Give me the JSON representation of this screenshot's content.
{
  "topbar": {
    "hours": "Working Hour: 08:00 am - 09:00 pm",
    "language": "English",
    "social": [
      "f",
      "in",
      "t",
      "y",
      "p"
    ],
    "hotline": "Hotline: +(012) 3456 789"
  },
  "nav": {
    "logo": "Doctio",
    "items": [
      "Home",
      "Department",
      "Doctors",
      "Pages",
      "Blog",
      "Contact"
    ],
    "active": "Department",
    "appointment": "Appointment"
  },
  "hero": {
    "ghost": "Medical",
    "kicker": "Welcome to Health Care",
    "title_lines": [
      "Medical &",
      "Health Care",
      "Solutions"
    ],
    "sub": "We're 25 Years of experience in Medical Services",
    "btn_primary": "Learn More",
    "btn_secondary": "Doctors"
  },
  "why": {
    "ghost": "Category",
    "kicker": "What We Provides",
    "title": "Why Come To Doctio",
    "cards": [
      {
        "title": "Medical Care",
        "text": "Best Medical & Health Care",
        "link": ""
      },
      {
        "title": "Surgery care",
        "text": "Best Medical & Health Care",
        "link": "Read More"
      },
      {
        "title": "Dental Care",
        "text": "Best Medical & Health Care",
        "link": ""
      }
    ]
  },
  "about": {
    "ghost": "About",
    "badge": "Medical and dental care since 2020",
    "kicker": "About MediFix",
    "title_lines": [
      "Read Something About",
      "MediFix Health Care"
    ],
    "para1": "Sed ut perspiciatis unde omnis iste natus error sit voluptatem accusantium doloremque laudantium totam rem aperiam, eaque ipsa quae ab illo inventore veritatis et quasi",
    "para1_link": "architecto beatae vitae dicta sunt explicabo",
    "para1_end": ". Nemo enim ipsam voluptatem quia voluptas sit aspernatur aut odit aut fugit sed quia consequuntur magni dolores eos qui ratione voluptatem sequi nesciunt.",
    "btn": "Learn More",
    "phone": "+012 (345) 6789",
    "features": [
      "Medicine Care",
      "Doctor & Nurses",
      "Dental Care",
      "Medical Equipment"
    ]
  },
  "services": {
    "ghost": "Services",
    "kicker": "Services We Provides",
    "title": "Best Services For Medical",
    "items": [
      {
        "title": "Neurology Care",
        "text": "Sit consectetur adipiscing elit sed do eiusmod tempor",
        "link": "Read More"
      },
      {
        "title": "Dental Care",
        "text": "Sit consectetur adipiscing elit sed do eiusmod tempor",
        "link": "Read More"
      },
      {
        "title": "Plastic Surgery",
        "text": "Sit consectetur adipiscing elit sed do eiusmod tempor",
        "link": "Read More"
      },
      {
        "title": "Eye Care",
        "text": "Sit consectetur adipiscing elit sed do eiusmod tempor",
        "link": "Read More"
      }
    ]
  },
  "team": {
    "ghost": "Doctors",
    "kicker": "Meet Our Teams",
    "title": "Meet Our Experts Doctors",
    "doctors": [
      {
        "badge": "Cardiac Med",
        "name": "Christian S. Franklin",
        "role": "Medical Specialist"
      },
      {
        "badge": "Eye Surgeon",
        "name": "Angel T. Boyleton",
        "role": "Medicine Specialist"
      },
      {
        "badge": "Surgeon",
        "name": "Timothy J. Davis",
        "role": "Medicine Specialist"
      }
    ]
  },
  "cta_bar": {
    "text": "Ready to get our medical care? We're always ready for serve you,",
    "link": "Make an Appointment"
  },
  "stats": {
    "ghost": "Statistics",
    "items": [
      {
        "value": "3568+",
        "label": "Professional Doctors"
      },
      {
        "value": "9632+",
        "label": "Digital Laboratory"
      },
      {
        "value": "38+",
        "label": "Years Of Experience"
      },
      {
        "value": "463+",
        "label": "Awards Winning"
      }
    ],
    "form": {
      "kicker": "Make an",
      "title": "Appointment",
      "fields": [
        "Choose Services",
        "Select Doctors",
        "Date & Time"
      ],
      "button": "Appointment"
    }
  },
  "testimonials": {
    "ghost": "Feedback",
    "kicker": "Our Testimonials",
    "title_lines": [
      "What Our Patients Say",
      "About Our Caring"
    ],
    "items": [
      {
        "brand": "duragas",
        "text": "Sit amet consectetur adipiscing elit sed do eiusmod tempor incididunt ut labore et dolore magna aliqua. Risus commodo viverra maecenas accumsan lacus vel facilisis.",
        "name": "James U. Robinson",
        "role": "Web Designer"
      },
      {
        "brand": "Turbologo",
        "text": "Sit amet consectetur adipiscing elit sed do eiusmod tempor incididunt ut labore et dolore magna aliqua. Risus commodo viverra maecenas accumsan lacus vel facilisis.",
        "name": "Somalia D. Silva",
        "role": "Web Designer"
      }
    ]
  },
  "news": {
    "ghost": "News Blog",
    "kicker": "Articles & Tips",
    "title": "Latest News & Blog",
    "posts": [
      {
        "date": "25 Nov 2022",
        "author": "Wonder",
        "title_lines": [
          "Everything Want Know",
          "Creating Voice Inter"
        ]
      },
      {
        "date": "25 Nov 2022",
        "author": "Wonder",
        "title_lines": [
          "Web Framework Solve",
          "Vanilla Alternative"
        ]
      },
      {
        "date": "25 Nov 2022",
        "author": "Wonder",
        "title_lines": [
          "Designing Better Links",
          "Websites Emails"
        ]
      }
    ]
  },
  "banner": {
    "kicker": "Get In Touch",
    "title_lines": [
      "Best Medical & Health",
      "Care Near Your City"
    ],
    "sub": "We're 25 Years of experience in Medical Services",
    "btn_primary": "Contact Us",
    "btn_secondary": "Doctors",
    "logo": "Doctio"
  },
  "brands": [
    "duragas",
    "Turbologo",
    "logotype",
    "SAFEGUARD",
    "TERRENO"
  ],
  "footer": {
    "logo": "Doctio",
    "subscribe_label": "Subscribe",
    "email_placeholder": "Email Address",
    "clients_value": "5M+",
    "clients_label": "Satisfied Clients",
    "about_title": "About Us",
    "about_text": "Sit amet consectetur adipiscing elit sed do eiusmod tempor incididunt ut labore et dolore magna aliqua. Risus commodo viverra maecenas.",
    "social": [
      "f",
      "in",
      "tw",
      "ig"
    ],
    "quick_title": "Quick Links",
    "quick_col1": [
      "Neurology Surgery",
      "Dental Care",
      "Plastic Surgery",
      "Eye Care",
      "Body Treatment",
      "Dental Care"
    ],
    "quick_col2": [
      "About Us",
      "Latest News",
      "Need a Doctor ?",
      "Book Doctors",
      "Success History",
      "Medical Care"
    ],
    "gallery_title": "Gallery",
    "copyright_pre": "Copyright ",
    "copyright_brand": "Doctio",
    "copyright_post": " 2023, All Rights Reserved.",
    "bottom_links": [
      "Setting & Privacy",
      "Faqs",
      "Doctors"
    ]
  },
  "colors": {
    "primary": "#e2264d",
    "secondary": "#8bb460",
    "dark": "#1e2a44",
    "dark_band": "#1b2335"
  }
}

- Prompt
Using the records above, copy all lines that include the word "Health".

- Exercise solution
    "kicker": "Welcome to Health Care",
      "Health Care",
        "text": "Best Medical & Health Care",
        "text": "Best Medical & Health Care",
        "text": "Best Medical & Health Care",
      "MediFix Health Care"
      "Best Medical & Health",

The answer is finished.